=== WHAT TO DO ===
Give all of the data below again exactly, and drop the images.

=== Page and application data records ===

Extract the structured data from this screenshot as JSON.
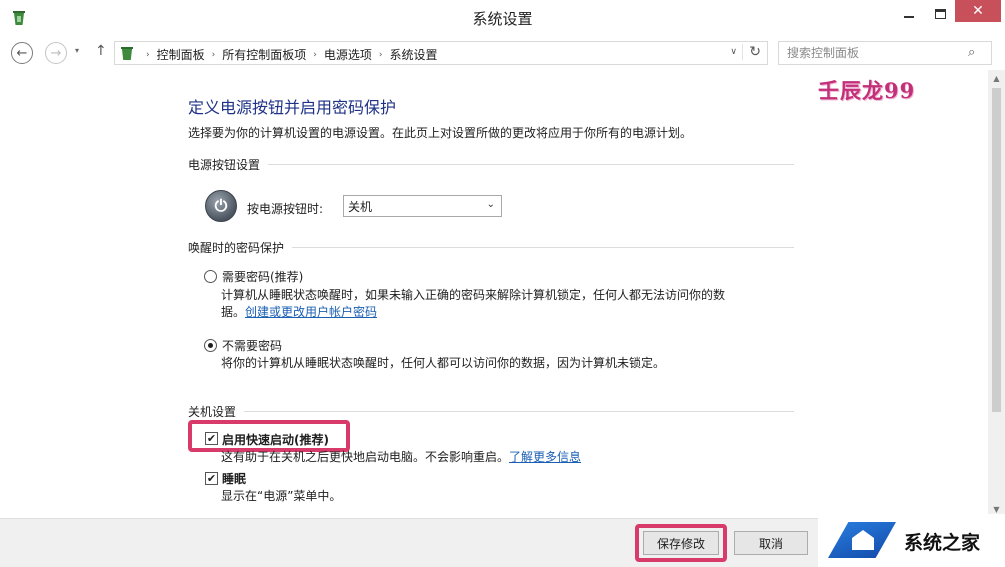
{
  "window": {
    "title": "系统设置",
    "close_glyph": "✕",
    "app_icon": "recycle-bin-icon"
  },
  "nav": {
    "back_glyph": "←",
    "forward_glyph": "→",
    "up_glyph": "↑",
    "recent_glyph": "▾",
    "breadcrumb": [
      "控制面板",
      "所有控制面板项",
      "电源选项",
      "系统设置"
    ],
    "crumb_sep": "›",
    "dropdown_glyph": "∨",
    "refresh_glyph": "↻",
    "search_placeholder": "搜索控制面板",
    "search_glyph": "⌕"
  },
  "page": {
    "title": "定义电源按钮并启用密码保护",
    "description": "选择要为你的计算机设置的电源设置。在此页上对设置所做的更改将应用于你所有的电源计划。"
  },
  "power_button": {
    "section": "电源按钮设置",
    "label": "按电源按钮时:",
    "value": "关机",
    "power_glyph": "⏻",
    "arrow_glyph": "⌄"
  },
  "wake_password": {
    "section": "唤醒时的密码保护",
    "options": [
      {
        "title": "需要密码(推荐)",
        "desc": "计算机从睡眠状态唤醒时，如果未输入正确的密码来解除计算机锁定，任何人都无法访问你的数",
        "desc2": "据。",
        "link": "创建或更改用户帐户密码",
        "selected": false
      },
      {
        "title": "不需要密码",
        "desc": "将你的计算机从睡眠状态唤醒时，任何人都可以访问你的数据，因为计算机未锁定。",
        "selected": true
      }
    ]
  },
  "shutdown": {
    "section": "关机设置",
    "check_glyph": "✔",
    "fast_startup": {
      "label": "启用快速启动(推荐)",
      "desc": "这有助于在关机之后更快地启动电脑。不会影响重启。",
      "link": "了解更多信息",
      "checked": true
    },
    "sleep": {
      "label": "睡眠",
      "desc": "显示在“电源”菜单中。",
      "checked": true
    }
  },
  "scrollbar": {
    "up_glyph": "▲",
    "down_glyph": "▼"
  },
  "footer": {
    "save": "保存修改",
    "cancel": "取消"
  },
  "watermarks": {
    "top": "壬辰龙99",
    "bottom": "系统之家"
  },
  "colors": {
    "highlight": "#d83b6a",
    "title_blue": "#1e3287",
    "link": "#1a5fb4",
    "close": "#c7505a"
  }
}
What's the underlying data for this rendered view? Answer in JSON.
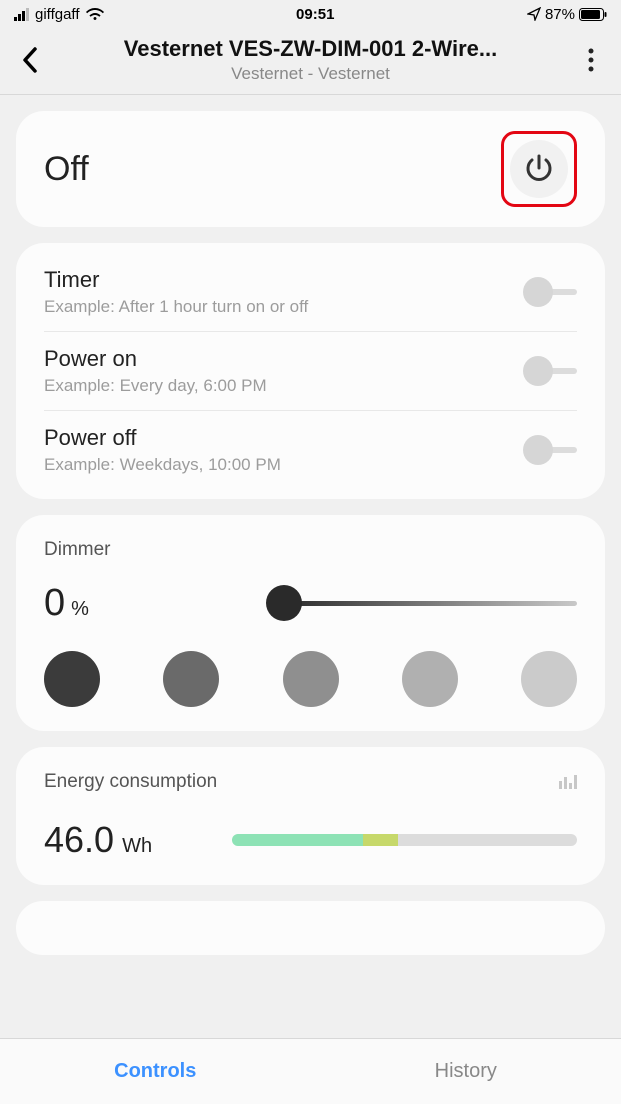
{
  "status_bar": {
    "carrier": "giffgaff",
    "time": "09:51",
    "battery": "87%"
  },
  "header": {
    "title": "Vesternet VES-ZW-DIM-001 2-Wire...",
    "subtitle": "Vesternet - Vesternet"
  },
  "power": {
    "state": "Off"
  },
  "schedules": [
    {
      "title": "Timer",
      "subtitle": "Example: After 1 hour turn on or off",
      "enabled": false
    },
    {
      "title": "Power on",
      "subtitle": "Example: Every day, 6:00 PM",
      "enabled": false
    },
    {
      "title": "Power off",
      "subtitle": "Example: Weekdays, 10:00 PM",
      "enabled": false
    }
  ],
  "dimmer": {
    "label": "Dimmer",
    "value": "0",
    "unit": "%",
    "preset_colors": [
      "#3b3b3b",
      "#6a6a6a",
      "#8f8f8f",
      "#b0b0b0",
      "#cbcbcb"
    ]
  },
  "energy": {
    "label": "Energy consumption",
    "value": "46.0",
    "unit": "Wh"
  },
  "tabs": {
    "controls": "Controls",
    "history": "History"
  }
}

=== REPLY ===
Extract the structured data from this screenshot as JSON.
{
  "window": {
    "title": "系统设置",
    "close_glyph": "✕",
    "app_icon": "recycle-bin-icon"
  },
  "nav": {
    "back_glyph": "←",
    "forward_glyph": "→",
    "up_glyph": "↑",
    "recent_glyph": "▾",
    "breadcrumb": [
      "控制面板",
      "所有控制面板项",
      "电源选项",
      "系统设置"
    ],
    "crumb_sep": "›",
    "dropdown_glyph": "∨",
    "refresh_glyph": "↻",
    "search_placeholder": "搜索控制面板",
    "search_glyph": "⌕"
  },
  "page": {
    "title": "定义电源按钮并启用密码保护",
    "description": "选择要为你的计算机设置的电源设置。在此页上对设置所做的更改将应用于你所有的电源计划。"
  },
  "power_button": {
    "section": "电源按钮设置",
    "label": "按电源按钮时:",
    "value": "关机",
    "power_glyph": "⏻",
    "arrow_glyph": "⌄"
  },
  "wake_password": {
    "section": "唤醒时的密码保护",
    "options": [
      {
        "title": "需要密码(推荐)",
        "desc": "计算机从睡眠状态唤醒时，如果未输入正确的密码来解除计算机锁定，任何人都无法访问你的数",
        "desc2": "据。",
        "link": "创建或更改用户帐户密码",
        "selected": false
      },
      {
        "title": "不需要密码",
        "desc": "将你的计算机从睡眠状态唤醒时，任何人都可以访问你的数据，因为计算机未锁定。",
        "selected": true
      }
    ]
  },
  "shutdown": {
    "section": "关机设置",
    "check_glyph": "✔",
    "fast_startup": {
      "label": "启用快速启动(推荐)",
      "desc": "这有助于在关机之后更快地启动电脑。不会影响重启。",
      "link": "了解更多信息",
      "checked": true
    },
    "sleep": {
      "label": "睡眠",
      "desc": "显示在“电源”菜单中。",
      "checked": true
    }
  },
  "scrollbar": {
    "up_glyph": "▲",
    "down_glyph": "▼"
  },
  "footer": {
    "save": "保存修改",
    "cancel": "取消"
  },
  "watermarks": {
    "top": "壬辰龙99",
    "bottom": "系统之家"
  },
  "colors": {
    "highlight": "#d83b6a",
    "title_blue": "#1e3287",
    "link": "#1a5fb4",
    "close": "#c7505a"
  }
}
What's the underlying data for this rendered view? Answer in JSON.
{
  "status_bar": {
    "carrier": "giffgaff",
    "time": "09:51",
    "battery": "87%"
  },
  "header": {
    "title": "Vesternet VES-ZW-DIM-001 2-Wire...",
    "subtitle": "Vesternet - Vesternet"
  },
  "power": {
    "state": "Off"
  },
  "schedules": [
    {
      "title": "Timer",
      "subtitle": "Example: After 1 hour turn on or off",
      "enabled": false
    },
    {
      "title": "Power on",
      "subtitle": "Example: Every day, 6:00 PM",
      "enabled": false
    },
    {
      "title": "Power off",
      "subtitle": "Example: Weekdays, 10:00 PM",
      "enabled": false
    }
  ],
  "dimmer": {
    "label": "Dimmer",
    "value": "0",
    "unit": "%",
    "preset_colors": [
      "#3b3b3b",
      "#6a6a6a",
      "#8f8f8f",
      "#b0b0b0",
      "#cbcbcb"
    ]
  },
  "energy": {
    "label": "Energy consumption",
    "value": "46.0",
    "unit": "Wh"
  },
  "tabs": {
    "controls": "Controls",
    "history": "History"
  }
}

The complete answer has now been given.